If you keep your air conditioner, it might create difficulties if you have to have air conditioning repair later on, specifically for refrigerant. Repairs may be higher-priced, since only limited amounts of recycled and reclaimed R-22 is available.
With the end of R-22, a lot of new air conditioners now have Puron®. Also called R-410A, this refrigerant was created to keep the ozone layer healthy. Because it requires a different pressure level, it doesn’t match air conditioners that use R-22 for cooling.
However, Puron still has the possibility to create global warming. As a result, it might also ultimately be discontinued. Although it hasn’t been disclosed yet for residential air conditioners, it’s likely sometime this decade.
What Refrigerant Will Take Over R-410A?
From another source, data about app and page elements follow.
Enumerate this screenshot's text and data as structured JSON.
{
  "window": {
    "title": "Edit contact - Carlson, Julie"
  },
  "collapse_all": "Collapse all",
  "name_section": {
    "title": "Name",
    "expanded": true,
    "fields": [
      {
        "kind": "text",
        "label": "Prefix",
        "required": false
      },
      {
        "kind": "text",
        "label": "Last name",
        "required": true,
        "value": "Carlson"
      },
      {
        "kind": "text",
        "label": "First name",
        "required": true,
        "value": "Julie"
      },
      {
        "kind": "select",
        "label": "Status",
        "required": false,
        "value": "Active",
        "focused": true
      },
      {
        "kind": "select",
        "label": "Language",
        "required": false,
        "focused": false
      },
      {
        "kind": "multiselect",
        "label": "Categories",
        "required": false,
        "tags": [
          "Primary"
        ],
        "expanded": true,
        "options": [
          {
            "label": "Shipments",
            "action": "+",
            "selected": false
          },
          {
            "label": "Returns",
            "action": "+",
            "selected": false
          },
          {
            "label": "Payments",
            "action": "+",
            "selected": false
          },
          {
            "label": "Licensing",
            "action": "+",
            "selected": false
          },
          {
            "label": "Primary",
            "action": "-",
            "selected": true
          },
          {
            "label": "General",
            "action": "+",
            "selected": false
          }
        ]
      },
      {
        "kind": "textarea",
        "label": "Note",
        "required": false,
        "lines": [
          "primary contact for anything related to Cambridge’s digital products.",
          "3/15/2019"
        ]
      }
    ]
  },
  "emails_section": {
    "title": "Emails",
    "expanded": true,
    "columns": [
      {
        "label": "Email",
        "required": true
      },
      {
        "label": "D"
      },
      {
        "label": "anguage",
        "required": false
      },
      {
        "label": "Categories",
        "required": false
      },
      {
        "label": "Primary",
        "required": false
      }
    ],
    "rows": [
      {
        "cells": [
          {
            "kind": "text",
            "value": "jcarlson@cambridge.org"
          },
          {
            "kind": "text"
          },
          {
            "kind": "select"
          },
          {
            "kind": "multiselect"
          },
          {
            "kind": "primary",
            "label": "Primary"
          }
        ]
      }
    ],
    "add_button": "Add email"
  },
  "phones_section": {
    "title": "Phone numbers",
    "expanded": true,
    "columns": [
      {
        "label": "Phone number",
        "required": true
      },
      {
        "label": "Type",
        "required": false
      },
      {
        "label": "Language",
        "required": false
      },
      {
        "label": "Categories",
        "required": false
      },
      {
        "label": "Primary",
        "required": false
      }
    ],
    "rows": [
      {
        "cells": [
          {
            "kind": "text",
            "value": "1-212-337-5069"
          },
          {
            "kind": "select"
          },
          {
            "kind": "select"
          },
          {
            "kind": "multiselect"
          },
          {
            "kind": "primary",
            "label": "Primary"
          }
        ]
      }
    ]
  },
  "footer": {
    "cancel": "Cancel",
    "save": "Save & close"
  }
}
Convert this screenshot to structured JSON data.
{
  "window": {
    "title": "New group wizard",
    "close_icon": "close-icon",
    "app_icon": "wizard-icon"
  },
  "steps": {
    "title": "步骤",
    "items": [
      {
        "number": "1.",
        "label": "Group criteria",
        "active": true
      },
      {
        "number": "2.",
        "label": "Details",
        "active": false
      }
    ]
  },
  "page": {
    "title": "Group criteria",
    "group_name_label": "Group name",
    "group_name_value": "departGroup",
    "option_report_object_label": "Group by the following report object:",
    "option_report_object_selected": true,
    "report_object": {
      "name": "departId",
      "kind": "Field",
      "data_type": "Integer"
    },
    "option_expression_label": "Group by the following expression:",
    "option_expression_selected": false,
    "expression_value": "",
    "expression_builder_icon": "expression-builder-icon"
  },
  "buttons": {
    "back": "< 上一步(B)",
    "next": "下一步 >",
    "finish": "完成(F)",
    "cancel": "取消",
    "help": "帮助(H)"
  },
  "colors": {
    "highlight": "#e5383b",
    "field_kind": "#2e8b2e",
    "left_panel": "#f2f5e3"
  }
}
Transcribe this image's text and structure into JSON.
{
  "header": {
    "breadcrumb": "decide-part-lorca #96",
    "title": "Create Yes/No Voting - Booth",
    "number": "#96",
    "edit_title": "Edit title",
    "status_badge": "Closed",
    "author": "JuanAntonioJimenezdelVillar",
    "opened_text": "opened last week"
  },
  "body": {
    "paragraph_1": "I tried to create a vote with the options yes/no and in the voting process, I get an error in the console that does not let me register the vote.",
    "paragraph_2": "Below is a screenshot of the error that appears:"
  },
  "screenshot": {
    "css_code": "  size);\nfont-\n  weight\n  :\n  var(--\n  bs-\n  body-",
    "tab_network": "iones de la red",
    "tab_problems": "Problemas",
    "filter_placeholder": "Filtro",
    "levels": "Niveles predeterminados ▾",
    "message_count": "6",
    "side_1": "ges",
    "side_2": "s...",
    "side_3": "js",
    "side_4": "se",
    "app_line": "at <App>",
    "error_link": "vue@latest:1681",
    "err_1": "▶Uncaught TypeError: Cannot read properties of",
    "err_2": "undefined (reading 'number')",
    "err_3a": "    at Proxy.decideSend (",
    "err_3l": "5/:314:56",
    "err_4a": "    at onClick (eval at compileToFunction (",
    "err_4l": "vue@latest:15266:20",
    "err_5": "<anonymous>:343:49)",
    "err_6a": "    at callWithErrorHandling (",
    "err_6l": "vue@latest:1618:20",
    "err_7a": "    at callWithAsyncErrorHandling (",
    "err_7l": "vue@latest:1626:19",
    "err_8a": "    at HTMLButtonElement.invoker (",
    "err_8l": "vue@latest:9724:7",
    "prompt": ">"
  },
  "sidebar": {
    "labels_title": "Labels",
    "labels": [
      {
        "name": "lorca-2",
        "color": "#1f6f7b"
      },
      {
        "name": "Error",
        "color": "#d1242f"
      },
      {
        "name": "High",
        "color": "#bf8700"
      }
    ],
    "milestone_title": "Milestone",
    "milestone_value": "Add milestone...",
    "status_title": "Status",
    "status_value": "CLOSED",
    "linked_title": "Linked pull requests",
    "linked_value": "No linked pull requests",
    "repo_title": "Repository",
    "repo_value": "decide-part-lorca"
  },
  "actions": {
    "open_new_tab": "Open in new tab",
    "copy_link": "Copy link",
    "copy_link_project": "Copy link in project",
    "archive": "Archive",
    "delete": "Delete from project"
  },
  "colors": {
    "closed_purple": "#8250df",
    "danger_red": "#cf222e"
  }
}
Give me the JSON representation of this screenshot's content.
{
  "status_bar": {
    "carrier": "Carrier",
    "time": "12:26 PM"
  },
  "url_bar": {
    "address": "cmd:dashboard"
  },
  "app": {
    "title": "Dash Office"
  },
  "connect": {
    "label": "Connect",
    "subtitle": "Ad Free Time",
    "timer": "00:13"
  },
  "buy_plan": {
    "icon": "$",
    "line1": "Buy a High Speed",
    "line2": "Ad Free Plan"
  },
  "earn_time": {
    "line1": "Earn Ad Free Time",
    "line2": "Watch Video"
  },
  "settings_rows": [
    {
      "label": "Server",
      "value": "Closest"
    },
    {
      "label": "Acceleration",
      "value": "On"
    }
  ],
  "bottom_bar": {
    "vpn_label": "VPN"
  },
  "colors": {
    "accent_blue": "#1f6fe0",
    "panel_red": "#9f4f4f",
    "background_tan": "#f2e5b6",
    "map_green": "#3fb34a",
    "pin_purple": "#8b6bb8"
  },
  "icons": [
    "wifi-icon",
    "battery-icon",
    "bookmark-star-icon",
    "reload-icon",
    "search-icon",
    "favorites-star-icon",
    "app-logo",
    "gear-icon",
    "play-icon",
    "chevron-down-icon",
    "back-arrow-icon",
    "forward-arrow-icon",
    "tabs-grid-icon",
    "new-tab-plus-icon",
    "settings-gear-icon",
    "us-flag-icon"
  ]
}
In preparation of the discontinuation, some brands have initiated using R-32 in new air conditioners. This refrigerant ranks low for global warming likelihood—about one-third less than R-410A. And it also decreases energy expenditure by approximately 10%, according to the Intergovernmental Panel on Climate Change’s Fourth Assessment Report. That’s savings that might be sent on to you through your cooling expenses.
James Heating & A/C, Inc Can Help with All Your Air Conditioning Needs
In brief, the changes to air conditioner refrigerant probably won’t affect you very much until you have to have repairs. But as we went over beforehand, refrigerant repairs might be more expensive due to the low levels on hand.
Aside from that, your air conditioner often breaks down at the worst time, typically on the hottest day when we’re getting a lot of other calls for AC repair.
If your air conditioner uses an outdated refrigerant or is aging, we suggest installing a modern, energy-efficient air conditioner. This ensures a stress-free summer and might even reduce your electrical bills, especially if you get an ENERGY STAR®-rated system. Plus, James Heating & A/C, Inc provides many financing programs to make your new air conditioner fit your budget. Contact us at 336-853-6070 to start now with a free estimate.